Abstract

BACKGROUND: While there have been marked advances in diagnostic and therapeutic strategies for venous thromboembolism, our understanding of its clinical epidemiology is based on studies conducted more than a decade ago. OBJECTIVE: The purpose of this observational study was to describe the incidence and attack rates of venous thromboembolism in residents of the Worcester Statistical Metropolitan Area in 1999. We also describe demographic and clinical characteristics, management strategies, and associated hospital and 30-day outcomes. DESIGN AND MEASUREMENTS: The medical records of all residents from Worcester, MA (2000 census=477,800), diagnosed with International Classification of Diseases, 9th revision (ICD-9) codes consistent with possible venous thromboembolism during 1999 were independently validated, classified, and reviewed by trained abstractors. RESULTS: A total of 587 subjects were enrolled with validated venous thromboembolism. The incidence and attack rates of venous thromboembolism were 104 and 128 per 100,000 population, respectively. Three quarters of patients developed their venous thromboembolism in the outpatient setting - a substantial proportion of these patients had undergone recent surgery or had a recent prior hospitalization. Less than half of the patients received anticoagulant prophylaxis during high-risk periods before their venous thromboembolism. Thirty-day rates of venous thromboembolism recurrence, major bleeding, and mortality were 4.8%, 7.7%, and 6.6%, respectively. CONCLUSION: These data provide insights into recent incidence and attack rates, changing patient profiles, management strategies, and subsequent outcomes in patients with venous thromboembolism. The underutilization of prophylaxis before venous thromboembolism, and relatively high 30-day recurrence rates, suggest a continued need for the improvement of venous thromboembolism prophylaxis and management in the community.

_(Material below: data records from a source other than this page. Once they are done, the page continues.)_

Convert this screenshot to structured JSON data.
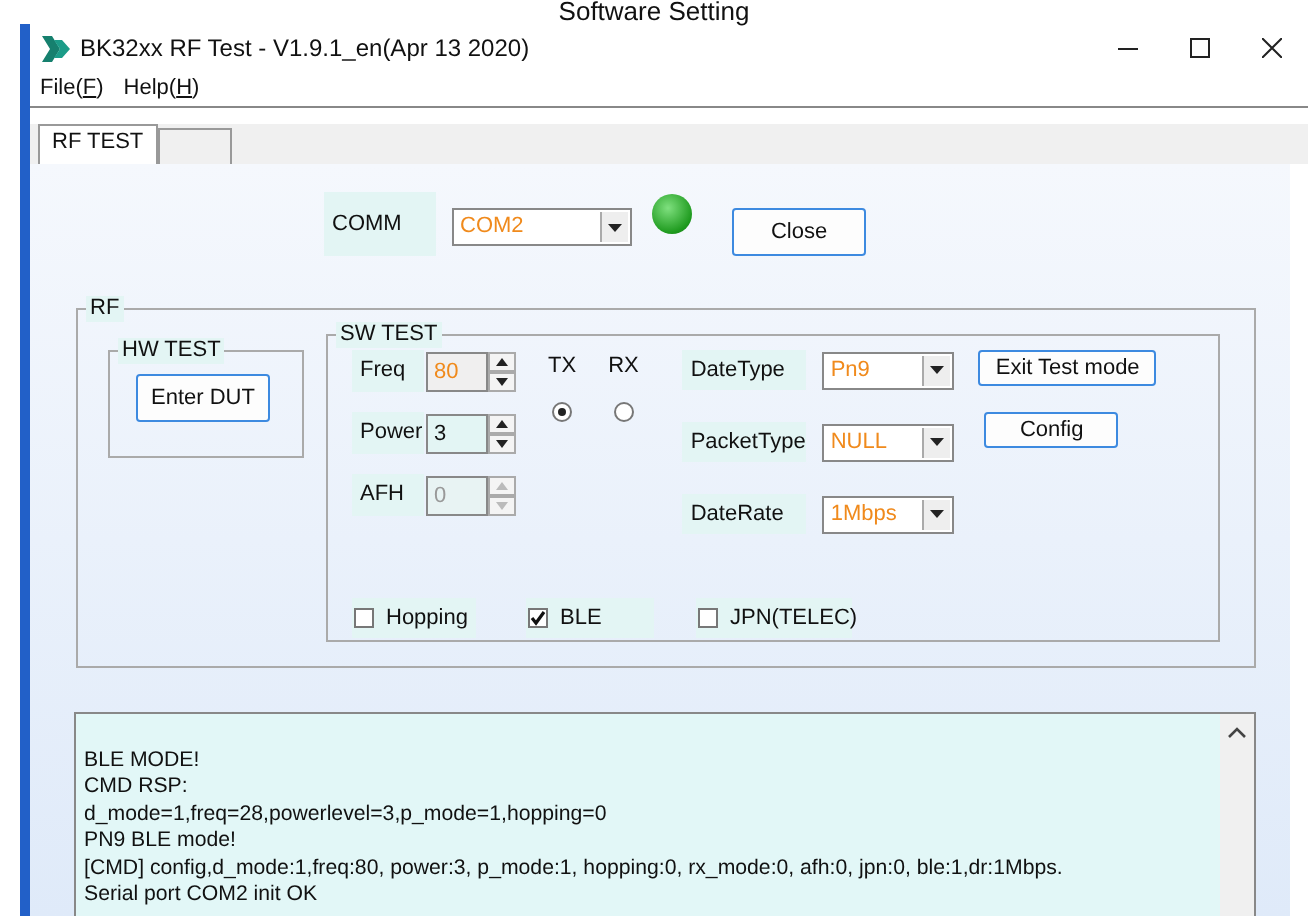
{
  "heading": "Software Setting",
  "window": {
    "title": "BK32xx RF Test - V1.9.1_en(Apr 13 2020)"
  },
  "menu": [
    {
      "before": "File(",
      "access_key": "F",
      "after": ")"
    },
    {
      "before": "Help(",
      "access_key": "H",
      "after": ")"
    }
  ],
  "tabs": [
    {
      "label": "RF TEST",
      "selected": true
    },
    {
      "selected": false
    }
  ],
  "comm": {
    "label": "COMM",
    "value": "COM2",
    "connected": true,
    "button": "Close"
  },
  "rf": {
    "title": "RF",
    "hw_test": {
      "title": "HW TEST",
      "button": "Enter DUT"
    },
    "sw_test": {
      "title": "SW TEST",
      "spinners": [
        {
          "label": "Freq",
          "value": "80",
          "accent": true,
          "disabled": false
        },
        {
          "label": "Power",
          "value": "3",
          "accent": false,
          "disabled": false
        },
        {
          "label": "AFH",
          "value": "0",
          "accent": false,
          "disabled": true
        }
      ],
      "radios": [
        {
          "label": "TX",
          "selected": true
        },
        {
          "label": "RX",
          "selected": false
        }
      ],
      "combos": [
        {
          "label": "DateType",
          "value": "Pn9"
        },
        {
          "label": "PacketType",
          "value": "NULL"
        },
        {
          "label": "DateRate",
          "value": "1Mbps"
        }
      ],
      "buttons": [
        "Exit Test mode",
        "Config"
      ],
      "checkboxes": [
        {
          "label": "Hopping",
          "checked": false
        },
        {
          "label": "BLE",
          "checked": true
        },
        {
          "label": "JPN(TELEC)",
          "checked": false
        }
      ]
    }
  },
  "log": [
    "BLE MODE!",
    "CMD RSP:",
    "d_mode=1,freq=28,powerlevel=3,p_mode=1,hopping=0",
    "PN9 BLE mode!",
    "[CMD] config,d_mode:1,freq:80, power:3, p_mode:1, hopping:0, rx_mode:0, afh:0, jpn:0, ble:1,dr:1Mbps.",
    "Serial port COM2 init OK"
  ]
}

Rights and Permissions
Citation: J Gen Intern Med. 2006 Jul;21(7):722-7. Link to article on publisher's site
Related Resources
Link to Article in PubMed
PubMed ID
16808773
Citation Information
Frederick A. Spencer, Cathy Emery, Darleen M. Lessard, Frederick A. Anderson, et al.. "The Worcester Venous Thromboembolism study: a population-based study of the clinical epidemiology of venous thromboembolism" Vol. 21 Iss. 7 (2006) ISSN: 1525-1497 (Electronic)
Available at: http://works.bepress.com/robert_goldberg/180/